Collectible Coins

The first silver medal in the United States was in 1792. The new medal was produced. But then and again, and created a currency system of the United States up. Today coin denominations are in 1 ¢ denominations (ie 1 cent or $ 0.01), 5 ¢, 10 ¢, 25 ¢, 50 ¢ and $ 1.00. (Including gold, silver and platinum) and commemorative coins. All these are manufactured by the United States Mint. The coins are sold to the Federal Reserve Banks, which will contribute to the revolving funds and withdrawals required by the national economy.

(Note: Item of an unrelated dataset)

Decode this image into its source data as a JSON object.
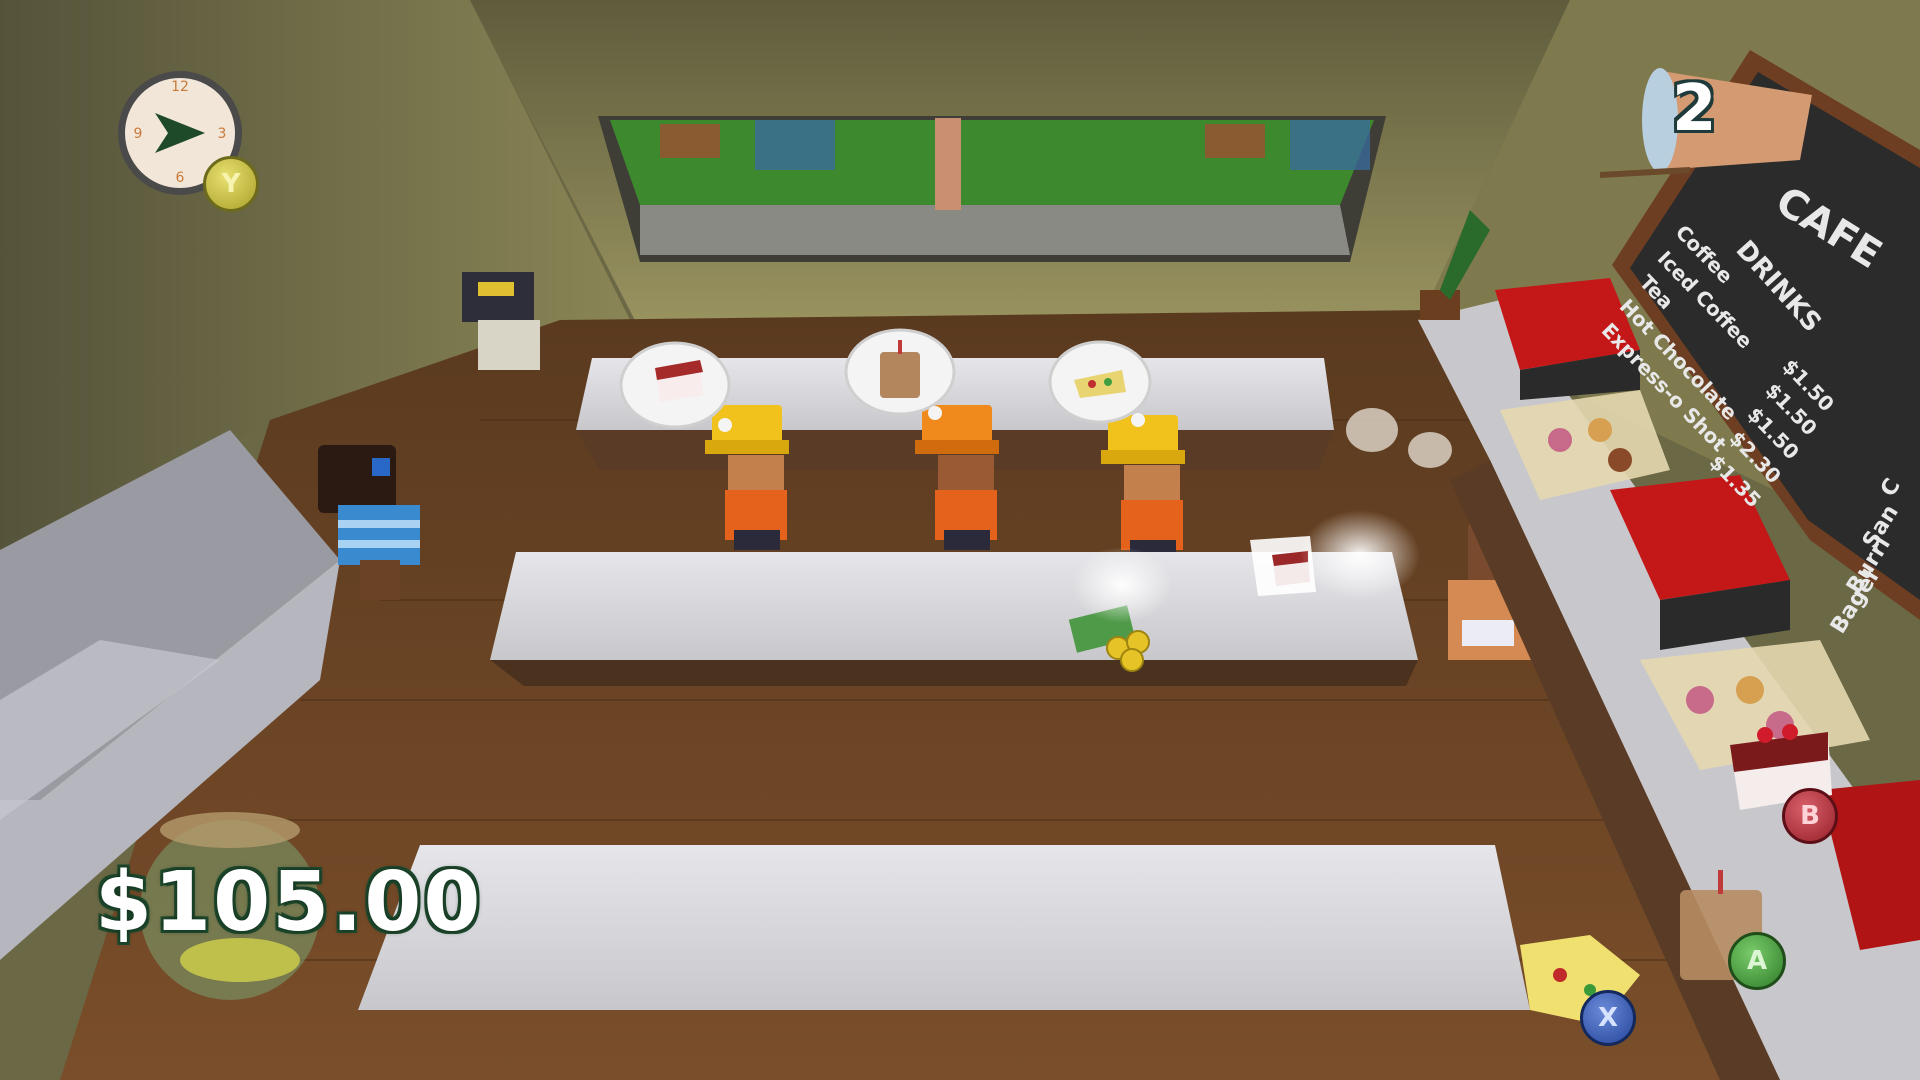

Today, four US spice factories produce thousands of dollars each year. Mint is the Philadelphia Mint, which produces coins, revolves, mint and commemorative coins. Denver Mint also produced a revolving mint coin and commemoratives The San Francisco Mint created coins and silver coins and created a circulation coin until the 1970s. The West Point Mint produces gold coins. (Including provenances), Philadelphia and Denver produce molds that apply to all spices. The evidence and the mint series are produced each year, and there are examples of all-round coins of the year.

The mint of each medal may be easily identified because most coins have a mint mark. Mint identification can be found at the front of the bridge and is usually placed near the year. Medal released by the Philadelphia Mint Medallion, San Francisco Mail, San Francisco Medal of Bear, Letters and West Point Coin Bear Newsletter. Even if there were medals in the nineteenth century before the mid-1970s, circulation in the CC, O, C and D marks was used for gold and silver medals at various times. In the mid-nineteenth century to the early twentieth century, by temporary mints in Carson City, Nevada; New Orleans, Louisiana; Charlotte, North Carolina; And Dahlonega, Georgia; Respectively: Most of the coins are still in the hands of collectors and museums.